Demystifying static pool analysis

As I work with and educate credit unions across the country on loan portfolio analytics, Static Pool Analysis seems to be one of the most confusing and difficult to understand topics.   There are a number of ways that static pool analysis can be used to manage risk in the loan portfolio, and prevent and predict future losses.
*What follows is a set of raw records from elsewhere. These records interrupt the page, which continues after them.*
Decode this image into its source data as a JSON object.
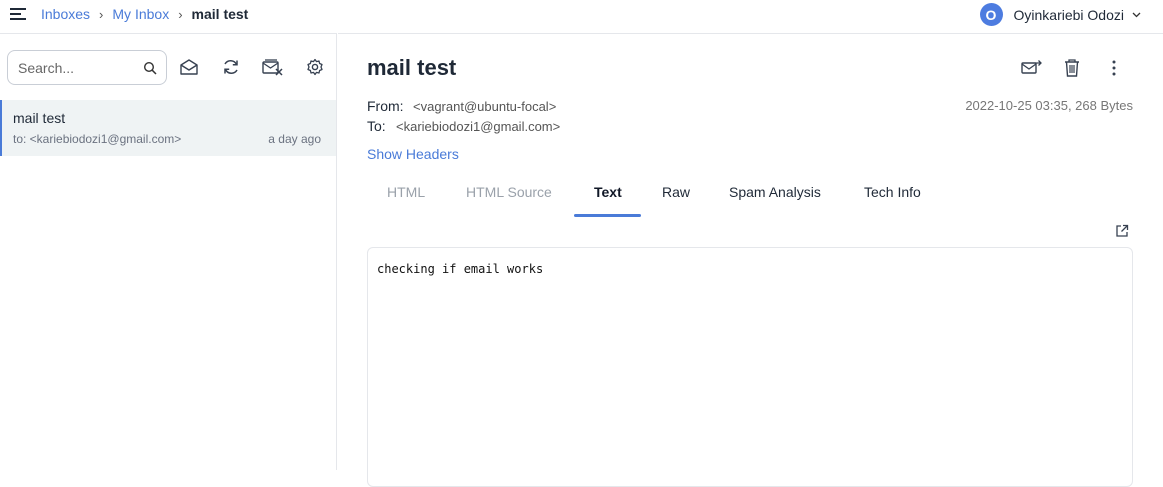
{
  "breadcrumb": {
    "items": [
      "Inboxes",
      "My Inbox"
    ],
    "current": "mail test"
  },
  "user": {
    "initial": "O",
    "name": "Oyinkariebi Odozi"
  },
  "toolbar": {
    "search_placeholder": "Search...",
    "icons": [
      "search-icon",
      "mark-read-icon",
      "refresh-icon",
      "clear-inbox-icon",
      "settings-icon"
    ]
  },
  "mail_list": [
    {
      "subject": "mail test",
      "to": "to: <kariebiodozi1@gmail.com>",
      "time": "a day ago"
    }
  ],
  "message": {
    "subject": "mail test",
    "from_label": "From:",
    "from": "<vagrant@ubuntu-focal>",
    "to_label": "To:",
    "to": "<kariebiodozi1@gmail.com>",
    "date_size": "2022-10-25 03:35, 268 Bytes",
    "show_headers": "Show Headers",
    "tabs": [
      "HTML",
      "HTML Source",
      "Text",
      "Raw",
      "Spam Analysis",
      "Tech Info"
    ],
    "active_tab": "Text",
    "body": "checking if email works"
  },
  "colors": {
    "accent": "#4a7bd8",
    "selected_row": "#eff3f4"
  }
}
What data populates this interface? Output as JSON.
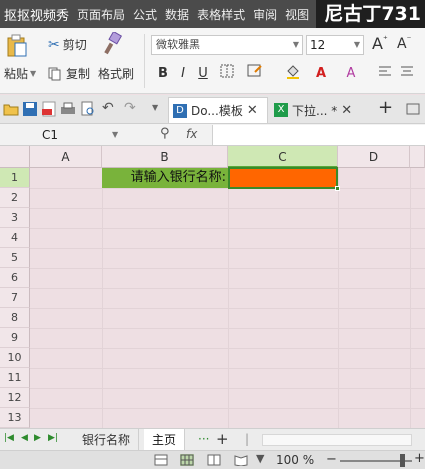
{
  "overlay": {
    "recorder_label": "抠抠视频秀",
    "brand_text": "尼古丁731"
  },
  "menu": {
    "items": [
      "页面布局",
      "公式",
      "数据",
      "表格样式",
      "审阅",
      "视图"
    ]
  },
  "ribbon": {
    "paste_label": "粘贴",
    "cut_label": "剪切",
    "copy_label": "复制",
    "format_painter_label": "格式刷",
    "font_name": "微软雅黑",
    "font_size": "12",
    "bold_label": "B",
    "italic_label": "I",
    "underline_label": "U",
    "grow_font_label": "A",
    "shrink_font_label": "A"
  },
  "doc_tabs": [
    {
      "label": "Do...模板",
      "active": true
    },
    {
      "label": "下拉... *",
      "active": false
    }
  ],
  "formula_bar": {
    "name_box": "C1",
    "fx_label": "fx",
    "formula_value": ""
  },
  "columns": [
    "A",
    "B",
    "C",
    "D"
  ],
  "rows": [
    "1",
    "2",
    "3",
    "4",
    "5",
    "6",
    "7",
    "8",
    "9",
    "10",
    "11",
    "12",
    "13",
    "14"
  ],
  "cells": {
    "B1": "请输入银行名称:",
    "C1": ""
  },
  "colors": {
    "label_cell_fill": "#79b33b",
    "input_cell_fill": "#ff6600",
    "selection_border": "#3a8a2a"
  },
  "sheets": [
    {
      "label": "银行名称",
      "active": false
    },
    {
      "label": "主页",
      "active": true
    }
  ],
  "sheet_bar": {
    "more_label": "···",
    "add_label": "+"
  },
  "status": {
    "zoom_label": "100 %",
    "zoom_minus": "−",
    "zoom_plus": "+",
    "zoom_level": 1.0
  }
}
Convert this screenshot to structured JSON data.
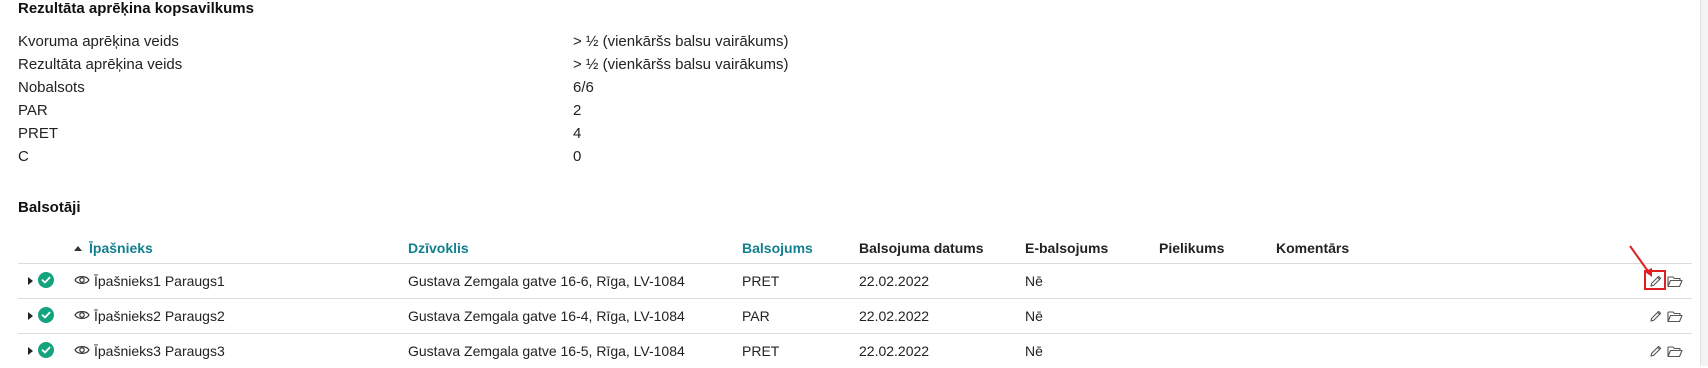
{
  "summary": {
    "title": "Rezultāta aprēķina kopsavilkums",
    "rows": [
      {
        "label": "Kvoruma aprēķina veids",
        "value": "> ½ (vienkāršs balsu vairākums)"
      },
      {
        "label": "Rezultāta aprēķina veids",
        "value": "> ½ (vienkāršs balsu vairākums)"
      },
      {
        "label": "Nobalsots",
        "value": "6/6"
      },
      {
        "label": "PAR",
        "value": "2"
      },
      {
        "label": "PRET",
        "value": "4"
      },
      {
        "label": "C",
        "value": "0"
      }
    ]
  },
  "voters": {
    "title": "Balsotāji",
    "columns": {
      "owner": "Īpašnieks",
      "apartment": "Dzīvoklis",
      "vote": "Balsojums",
      "date": "Balsojuma datums",
      "evote": "E-balsojums",
      "attachment": "Pielikums",
      "comment": "Komentārs"
    },
    "sort": {
      "column": "owner",
      "direction": "ascending"
    },
    "rows": [
      {
        "owner": "Īpašnieks1 Paraugs1",
        "apartment": "Gustava Zemgala gatve 16-6, Rīga, LV-1084",
        "vote": "PRET",
        "date": "22.02.2022",
        "evote": "Nē",
        "status": "voted"
      },
      {
        "owner": "Īpašnieks2 Paraugs2",
        "apartment": "Gustava Zemgala gatve 16-4, Rīga, LV-1084",
        "vote": "PAR",
        "date": "22.02.2022",
        "evote": "Nē",
        "status": "voted"
      },
      {
        "owner": "Īpašnieks3 Paraugs3",
        "apartment": "Gustava Zemgala gatve 16-5, Rīga, LV-1084",
        "vote": "PRET",
        "date": "22.02.2022",
        "evote": "Nē",
        "status": "voted"
      }
    ],
    "row_actions": [
      "edit-icon",
      "folder-icon"
    ]
  },
  "colors": {
    "accent": "#13808f",
    "status_ok": "#14a37f",
    "annotation": "#e02020"
  }
}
A static pool of loans is a grouping of loans with similar credit risk characteristics that were originated during a specific time period.  At a high level, this may be all indirect loans originated in the year 2010.  At a more granular level, this may be all loans originated in the “D” credit tier during the first quarter of 2010.  What’s important to static pool analysis is that it includes loans originated during a period of time where internal and external risk factors were basically the same.  Once the pool has been established, no loans are removed from the pool and no loans are added to the pool; the pool remains static.  The reason that the static nature of the pool is important is that if new loans are added, then the new loans will dilute the performance of the loan pool.  Let’s say, for example, in April 2014 you are analyzing the delinquency of loans originated in February of 2014.  If you have \$1 million in loans originated in February and \$10,000 of these loans are now more than 30 days past due, your 30-day delinquency would be 1%.  If you included March originations of another \$1 million, your 30-day delinquency would fall to .5%, even though the loans originated in March have not even matured 30 days.  This is a simplistic example, but it serves to demonstrate how adding loans to a static pool can dilute the results of the analysis and provide inaccurate data.

To some degree, this demonstrates how current methods used by credit unions to evaluate loan risk are insufficient, and why regulators insist on static pool analysis.  A common metric used by credit unions today is the annualized loss ratio.  The formula for this metric is the total charge-offs for the last 12 months divided by the average portfolio balance for the last 12 months.  If the credit union has a growing loan portfolio (meaning the balance of the portfolio today is higher than one year ago), this calculation could yield a loss metric that hides the poor performance of older loans in the portfolio, as the higher number of new loans has not matured to the point of loss.  Static pool metrics provide a more accurate picture of a loan pool’s performance.

Therefore, it is critical that a loan pool is fully formed prior to conducting an analysis.  It would be inaccurate to include loans originated in 2014 in a static pool analysis of delinquency of loans by origination year as the 2014 pool has not fully formed.  It would not be complete until the end of December of 2014.  It would be appropriate to include January and February in an analysis of loans pooled by month of origination as those months have been fully formed.

Another important point is that when calculating loss on a static pool, the calculation should be a comparison of the loss amount and the origination amount of the loan, not the current balance of the portfolio.  This will enable your credit union to use this data to predict portfolio performance.  If your credit union originated \$20 million in loans in 2011, and since origination your credit union charged-off \$100,000 on loans originated in 2012, then the loss ratio would be \$100,000 divided by \$20 million to get to a cumulative loss ratio of .5% on loans originated in 2011.  Assuming nothing has changed, using this information one could predict that you would also lose .5% on loans originated in 2013 after they had matured for two years.  If you originated \$40 million in 2013, then you could estimate that you will have lost \$200,000 from that pool of loans by the beginning of 2016.  Your estimates become more precise as the precision of your pools increases.  If I did this analysis by credit tier, for example, I could be more precise with my estimates in the case that the percentage of my portfolio in “A” tier was different in 2013 than it was in 2011.  Using static pool analysis can increase the accuracy of predicting loss, repayment speeds, and rates of return to name a few examples.

Michael Cochrum

Michael has worked in the consumer lending industry since 1989. In 1999, he joined the credit union industry, working for the Texas Credit Union League’s credit union. Mr. Cochrum ... Web: www.cudirect.com Details